Zimbabwe probably forfeited their place in the Coca Cola Cup final when they lost to India by four wickets at the Queen's Sports Club in Bulawayo on Wednesday. They put up a spirited fight against a rather below-par Indian team, but luck was definitely against them on this day.
First, they suffered a serious body blow with the withdrawal of captain Heath Streak due to an abdominal strain. For the third successive match, Zimbabwe had a different captain. Guy Whittall took over the reins for the first time but the home team were without their two world-class players as Andy Flower is still injured. India, for their part, were without the injured VVS Laxman.
Cricket did its usual job of attracting the rain overnight, and although the morning dawned clear, the start of the match was delayed for 15 minutes to ensure that parts of the field had dried out. Although the pitch was hard and firm, it had quite a bit of grass and was slightly damp on top, so once again it was a very important toss to win.
And once again the inflexible rule stands: if the toss is important, Zimbabwe will lose it. Sourav Ganguly had no hesitation in putting Zimbabwe in to bat again.
Zimbabwe lost Campbell (2) almost immediately, driving Zaheer Khan straight to mid-off without employing any footwork. In the same over Stuart Carlisle (0) played back to a superb full-length delivery that cut back sharply and trapped him lbw. At 7 for two, it looked like the same old story for Zimbabwe. Khan's wickets, though, came off rare good balls in an erratic spell that conceded a number of extras. Ashish Nehra was similarly profligate.
The first four only came in the tenth over, when Craig Wishart cracked Khan past mid-off. Dion Ebrahim, though far from fluent, hung on and survived three chances, two difficult and one a simple return catch to Ajit Agarkar, before reaching double figures. Gradually he found his touch, and he and Wishart produced a splendid fighting partnership for Zimbabwe.
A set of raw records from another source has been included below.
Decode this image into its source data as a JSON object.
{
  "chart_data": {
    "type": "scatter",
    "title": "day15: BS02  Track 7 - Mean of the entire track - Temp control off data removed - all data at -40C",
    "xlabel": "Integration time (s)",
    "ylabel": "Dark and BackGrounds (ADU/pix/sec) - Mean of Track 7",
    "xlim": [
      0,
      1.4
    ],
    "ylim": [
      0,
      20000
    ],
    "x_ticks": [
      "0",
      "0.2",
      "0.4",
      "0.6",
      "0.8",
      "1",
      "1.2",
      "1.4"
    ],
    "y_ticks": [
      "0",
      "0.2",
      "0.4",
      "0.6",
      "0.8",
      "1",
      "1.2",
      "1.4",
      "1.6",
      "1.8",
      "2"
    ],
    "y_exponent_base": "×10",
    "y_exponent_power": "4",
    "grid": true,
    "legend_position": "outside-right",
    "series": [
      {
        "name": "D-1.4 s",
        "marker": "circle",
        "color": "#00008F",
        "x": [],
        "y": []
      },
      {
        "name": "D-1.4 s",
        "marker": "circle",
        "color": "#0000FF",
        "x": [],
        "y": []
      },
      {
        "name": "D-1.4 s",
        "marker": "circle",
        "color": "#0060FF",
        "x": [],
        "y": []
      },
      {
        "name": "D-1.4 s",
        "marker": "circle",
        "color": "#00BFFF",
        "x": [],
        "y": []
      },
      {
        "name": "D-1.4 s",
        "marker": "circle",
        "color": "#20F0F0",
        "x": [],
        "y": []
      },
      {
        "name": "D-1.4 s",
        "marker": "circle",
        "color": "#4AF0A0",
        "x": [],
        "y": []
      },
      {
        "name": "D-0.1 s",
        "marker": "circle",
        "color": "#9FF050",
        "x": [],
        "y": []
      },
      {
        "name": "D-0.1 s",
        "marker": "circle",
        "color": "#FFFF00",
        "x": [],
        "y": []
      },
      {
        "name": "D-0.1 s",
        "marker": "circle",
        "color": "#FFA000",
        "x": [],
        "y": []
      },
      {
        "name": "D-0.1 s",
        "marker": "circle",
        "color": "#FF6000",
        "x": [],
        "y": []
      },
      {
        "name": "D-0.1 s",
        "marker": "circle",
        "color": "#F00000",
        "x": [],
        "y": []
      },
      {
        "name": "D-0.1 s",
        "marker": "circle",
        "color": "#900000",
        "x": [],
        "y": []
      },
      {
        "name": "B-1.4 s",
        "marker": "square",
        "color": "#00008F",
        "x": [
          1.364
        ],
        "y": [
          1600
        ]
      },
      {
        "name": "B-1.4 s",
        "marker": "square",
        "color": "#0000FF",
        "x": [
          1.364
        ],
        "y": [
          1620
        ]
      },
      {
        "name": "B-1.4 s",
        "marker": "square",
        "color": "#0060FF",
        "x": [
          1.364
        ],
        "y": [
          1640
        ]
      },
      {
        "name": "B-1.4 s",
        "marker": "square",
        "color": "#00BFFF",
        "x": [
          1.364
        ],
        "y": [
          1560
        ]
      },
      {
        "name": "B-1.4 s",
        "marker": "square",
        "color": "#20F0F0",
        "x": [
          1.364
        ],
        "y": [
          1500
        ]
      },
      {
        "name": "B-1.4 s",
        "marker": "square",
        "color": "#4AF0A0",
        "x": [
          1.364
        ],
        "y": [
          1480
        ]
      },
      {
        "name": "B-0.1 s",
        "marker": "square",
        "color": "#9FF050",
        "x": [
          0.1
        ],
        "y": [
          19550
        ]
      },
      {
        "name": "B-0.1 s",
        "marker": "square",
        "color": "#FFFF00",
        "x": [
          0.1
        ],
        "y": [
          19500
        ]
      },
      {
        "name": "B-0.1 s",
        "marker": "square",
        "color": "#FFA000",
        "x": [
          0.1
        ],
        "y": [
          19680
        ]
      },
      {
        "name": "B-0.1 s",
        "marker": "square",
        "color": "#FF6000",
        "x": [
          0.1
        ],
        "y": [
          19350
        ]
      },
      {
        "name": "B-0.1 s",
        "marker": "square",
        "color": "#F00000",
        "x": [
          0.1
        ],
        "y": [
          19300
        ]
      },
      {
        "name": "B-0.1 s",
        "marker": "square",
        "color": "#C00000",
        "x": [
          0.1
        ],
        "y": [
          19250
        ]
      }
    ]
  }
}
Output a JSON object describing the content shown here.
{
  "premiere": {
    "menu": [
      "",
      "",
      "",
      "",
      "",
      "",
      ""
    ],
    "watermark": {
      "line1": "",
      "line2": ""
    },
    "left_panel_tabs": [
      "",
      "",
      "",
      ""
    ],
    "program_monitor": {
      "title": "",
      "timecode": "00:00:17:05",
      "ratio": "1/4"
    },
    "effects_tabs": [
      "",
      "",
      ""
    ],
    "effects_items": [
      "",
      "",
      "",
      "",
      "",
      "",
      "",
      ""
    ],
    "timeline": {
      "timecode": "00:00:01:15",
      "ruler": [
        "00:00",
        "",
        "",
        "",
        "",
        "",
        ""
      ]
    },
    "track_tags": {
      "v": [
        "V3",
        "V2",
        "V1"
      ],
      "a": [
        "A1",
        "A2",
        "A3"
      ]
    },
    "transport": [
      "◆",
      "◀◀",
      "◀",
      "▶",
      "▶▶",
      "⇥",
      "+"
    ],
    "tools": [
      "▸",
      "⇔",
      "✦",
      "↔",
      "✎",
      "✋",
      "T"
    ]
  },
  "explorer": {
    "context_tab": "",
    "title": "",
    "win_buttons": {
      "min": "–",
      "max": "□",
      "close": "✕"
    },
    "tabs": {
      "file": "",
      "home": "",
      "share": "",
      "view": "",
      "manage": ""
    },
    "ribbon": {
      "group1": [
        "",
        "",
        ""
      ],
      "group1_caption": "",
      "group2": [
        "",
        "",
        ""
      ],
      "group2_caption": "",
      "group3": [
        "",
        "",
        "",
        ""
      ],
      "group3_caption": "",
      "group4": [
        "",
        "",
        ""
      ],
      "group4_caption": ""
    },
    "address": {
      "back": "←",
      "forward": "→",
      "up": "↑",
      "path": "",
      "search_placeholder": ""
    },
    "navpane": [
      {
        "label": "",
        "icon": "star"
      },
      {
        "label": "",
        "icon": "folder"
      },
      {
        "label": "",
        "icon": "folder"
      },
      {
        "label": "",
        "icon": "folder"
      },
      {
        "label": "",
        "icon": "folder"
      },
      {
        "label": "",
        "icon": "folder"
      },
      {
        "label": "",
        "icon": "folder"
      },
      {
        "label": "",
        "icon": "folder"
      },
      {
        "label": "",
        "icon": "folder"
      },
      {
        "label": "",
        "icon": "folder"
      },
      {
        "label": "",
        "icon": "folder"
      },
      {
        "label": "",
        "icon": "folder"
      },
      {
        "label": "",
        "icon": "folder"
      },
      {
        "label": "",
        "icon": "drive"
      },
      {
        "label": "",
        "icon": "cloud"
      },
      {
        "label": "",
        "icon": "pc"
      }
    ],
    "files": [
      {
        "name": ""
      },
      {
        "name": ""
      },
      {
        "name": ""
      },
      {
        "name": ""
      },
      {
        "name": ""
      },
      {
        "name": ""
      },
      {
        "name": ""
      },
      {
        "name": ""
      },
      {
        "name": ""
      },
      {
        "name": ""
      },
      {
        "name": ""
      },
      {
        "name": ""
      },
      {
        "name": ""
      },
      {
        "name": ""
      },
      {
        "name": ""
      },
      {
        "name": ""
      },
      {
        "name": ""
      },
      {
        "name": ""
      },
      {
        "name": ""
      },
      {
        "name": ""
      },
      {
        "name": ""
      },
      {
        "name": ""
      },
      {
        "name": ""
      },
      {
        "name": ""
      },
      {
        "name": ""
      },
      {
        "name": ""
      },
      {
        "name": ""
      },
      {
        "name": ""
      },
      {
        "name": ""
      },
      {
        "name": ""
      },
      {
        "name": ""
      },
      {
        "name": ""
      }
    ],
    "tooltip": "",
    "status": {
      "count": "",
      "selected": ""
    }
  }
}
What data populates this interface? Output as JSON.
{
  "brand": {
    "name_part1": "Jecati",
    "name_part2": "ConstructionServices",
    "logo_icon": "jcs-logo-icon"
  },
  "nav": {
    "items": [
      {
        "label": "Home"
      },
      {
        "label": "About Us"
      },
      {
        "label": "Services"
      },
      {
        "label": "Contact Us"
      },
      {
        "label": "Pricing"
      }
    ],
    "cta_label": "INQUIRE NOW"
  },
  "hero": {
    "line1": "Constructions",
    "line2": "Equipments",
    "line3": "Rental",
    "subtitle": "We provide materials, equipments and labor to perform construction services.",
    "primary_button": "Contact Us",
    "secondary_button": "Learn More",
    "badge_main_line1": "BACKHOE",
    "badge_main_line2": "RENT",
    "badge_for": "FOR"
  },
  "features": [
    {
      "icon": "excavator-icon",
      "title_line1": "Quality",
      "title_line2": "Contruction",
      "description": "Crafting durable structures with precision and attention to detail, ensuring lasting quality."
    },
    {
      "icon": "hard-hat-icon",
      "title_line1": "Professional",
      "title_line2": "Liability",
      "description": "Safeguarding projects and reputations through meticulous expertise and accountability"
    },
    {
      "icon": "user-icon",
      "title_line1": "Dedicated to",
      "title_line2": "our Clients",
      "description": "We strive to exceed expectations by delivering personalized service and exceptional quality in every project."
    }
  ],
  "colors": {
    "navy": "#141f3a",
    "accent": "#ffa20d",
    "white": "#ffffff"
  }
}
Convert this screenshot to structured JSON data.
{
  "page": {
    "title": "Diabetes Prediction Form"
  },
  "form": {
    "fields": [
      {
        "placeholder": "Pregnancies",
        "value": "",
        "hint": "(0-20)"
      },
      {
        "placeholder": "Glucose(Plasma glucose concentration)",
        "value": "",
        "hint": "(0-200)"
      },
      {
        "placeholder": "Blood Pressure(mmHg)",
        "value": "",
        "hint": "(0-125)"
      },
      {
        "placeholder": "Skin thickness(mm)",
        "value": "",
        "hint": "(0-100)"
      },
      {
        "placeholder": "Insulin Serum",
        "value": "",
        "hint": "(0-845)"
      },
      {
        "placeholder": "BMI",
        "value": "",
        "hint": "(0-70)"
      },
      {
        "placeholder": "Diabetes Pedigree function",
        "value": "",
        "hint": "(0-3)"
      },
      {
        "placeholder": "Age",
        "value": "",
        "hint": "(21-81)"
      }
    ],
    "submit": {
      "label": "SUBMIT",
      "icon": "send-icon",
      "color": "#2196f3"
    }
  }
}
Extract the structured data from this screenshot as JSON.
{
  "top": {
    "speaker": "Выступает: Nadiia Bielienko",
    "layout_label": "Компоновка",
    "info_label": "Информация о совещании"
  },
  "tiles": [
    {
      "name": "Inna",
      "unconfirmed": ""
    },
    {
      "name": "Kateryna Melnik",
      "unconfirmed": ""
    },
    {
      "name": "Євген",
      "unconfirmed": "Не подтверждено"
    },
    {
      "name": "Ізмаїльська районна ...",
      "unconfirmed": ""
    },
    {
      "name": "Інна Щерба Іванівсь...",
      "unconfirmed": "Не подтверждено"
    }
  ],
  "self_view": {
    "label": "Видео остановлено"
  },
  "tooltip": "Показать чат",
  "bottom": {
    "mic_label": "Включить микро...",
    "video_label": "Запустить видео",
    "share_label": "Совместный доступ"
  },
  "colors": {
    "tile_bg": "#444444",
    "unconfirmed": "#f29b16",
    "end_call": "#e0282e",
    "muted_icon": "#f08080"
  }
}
Wishart (46) spoilt a fine innings with a tame catch to mid-off off Ganguly to make Zimbabwe 94 for three. The 100 came up in the 28th over, but Ebrahim (42) fell soon afterwards, lbw hitting across the line to Khan, who was reaping unexpected dividends from erratic bowling. He finished with rather flattering figures of four for 43.
With the end of the innings in sight, Grant Flower and Whittall struggled to keep the score moving at an acceptable rate. Khan struck again to have Flower (45) caught at mid-off just as they were coming to terms with their task. Andy Blignaut hit 11 off nine balls before being well caught at long-on by Harbhajan Singh off Agarkar from a huge skier, while Whittall ran to his fifty off 52 balls.
As many as 85 runs came in the final ten overs. Whittall finished on 58 and Zimbabwe ended with the fighting total of 234 for six. India had caused to be disappointed with the inability of their bowlers to exploit the conditions - 28 extras were conceded - but against an attack without Streak they were still considered favourites.
India began slowly, but in Blignaut's third over Ganguly unleashed two handsome drives for four, one through the covers and the other straight. It was not until the tenth over, though, that he reached double figures for the first time in an international match on this tour. Tendulkar (9) fell first this time, caught low in the covers off Strang when playing an uppish drive; he seemed strangely out of touch on this occasion.
Strang, ignored by the selectors until Streak's temporary resignation led to a change in policy, was to keep the Indians quiet with an opening spell of eight overs for 16 runs, but none of the other bowlers was able to exert similar pressure. Zimbabwe fielded heroically but were unable to stem the tide as India accelerated. Then Mongia (37) swung David Mutendera to square leg and was superbly taken by Whittall; India were 91 for two in the 26th over.
Ganguly reached his fifty by hammering Whittall for a four to long-on and then swung him over midwicket for six. Rahul Dravid too batted aggressively against bowlers not consistent enough to drag them out of their comfort zone, and this pair steadily took Zimbabwe out of the game. The end appeared to be in sight when Ganguly (85) was caught on the midwicket boundary off Flower for an innings that to him must have been like a welcome downpour after a drought. In the same over Hemang Badani was bowled by the first ball he faced.
Dravid reached 50 off 44 balls, whereupon Flower had Shewag (2) caught at long leg and then caught and bowled Sameer Dighe for 9. India were 210 for six in the 46th over and a good finish was still possible. But without Streak, Zimbabwe had no strike bowler and Dravid (72 not out) took them home comfortably with four balls to spare, aided by some lusty blows from Agarkar (13 not out). Flower's four for 44 was his best one-day return.